Latest revision as of 14:06, 2 January 2016

A topological space that cannot be represented as the sum of two parts separated from one another, or, more precisely, as the union of two non-empty disjoint open-closed subsets. A space is connected if and only if every continuous real-valued function on it takes all intermediate values. The continuous image of a connected space, the topological product of connected spaces, and the space of closed subsets of a connected space in the Vietoris topology are connected spaces. Every connected completely-regular space has cardinality not less than the cardinality of the continuum (if contains more than one point), although there also exist countable connected Hausdorff spaces.


Comments

For Vietoris topology see Hyperspace.

References

[a1] A.V. Arkhangel'skii, V.I. Ponomarev, "Fundamentals of general topology: problems and exercises" , Reidel (1984) (Translated from Russian)


Comments

See the article Connectivity for related concepts and references.
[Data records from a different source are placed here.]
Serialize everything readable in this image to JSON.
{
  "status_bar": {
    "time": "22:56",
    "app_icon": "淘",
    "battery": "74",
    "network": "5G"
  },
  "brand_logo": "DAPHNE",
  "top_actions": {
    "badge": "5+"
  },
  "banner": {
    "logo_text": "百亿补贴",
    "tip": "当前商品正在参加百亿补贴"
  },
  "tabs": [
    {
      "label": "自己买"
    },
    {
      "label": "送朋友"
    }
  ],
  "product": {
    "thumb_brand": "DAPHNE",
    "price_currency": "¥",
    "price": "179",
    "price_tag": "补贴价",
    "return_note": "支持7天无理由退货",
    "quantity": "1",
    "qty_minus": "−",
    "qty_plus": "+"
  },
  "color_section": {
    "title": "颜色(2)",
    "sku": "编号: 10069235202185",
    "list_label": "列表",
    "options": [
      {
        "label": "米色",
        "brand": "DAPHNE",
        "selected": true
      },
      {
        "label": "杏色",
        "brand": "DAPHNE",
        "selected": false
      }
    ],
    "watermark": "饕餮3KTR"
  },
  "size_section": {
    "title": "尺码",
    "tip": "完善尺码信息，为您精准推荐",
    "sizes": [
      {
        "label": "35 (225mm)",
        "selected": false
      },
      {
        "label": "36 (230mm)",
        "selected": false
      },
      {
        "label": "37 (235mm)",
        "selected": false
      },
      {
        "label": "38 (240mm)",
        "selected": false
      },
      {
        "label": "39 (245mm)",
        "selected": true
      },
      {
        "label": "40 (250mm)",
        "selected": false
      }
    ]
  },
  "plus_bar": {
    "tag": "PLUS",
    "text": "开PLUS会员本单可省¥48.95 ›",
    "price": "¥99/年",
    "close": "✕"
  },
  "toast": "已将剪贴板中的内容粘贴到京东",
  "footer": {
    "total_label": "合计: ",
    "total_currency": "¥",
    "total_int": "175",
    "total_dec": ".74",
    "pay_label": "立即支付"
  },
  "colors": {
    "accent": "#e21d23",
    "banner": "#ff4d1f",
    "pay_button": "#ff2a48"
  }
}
How to Cite This Entry:
Connected space. Encyclopedia of Mathematics. URL: http://encyclopediaofmath.org/index.php?title=Connected_space&oldid=13799
This article was adapted from an original article by V.I. Malykhin (originator), which appeared in Encyclopedia of Mathematics - ISBN 1402006098. See original article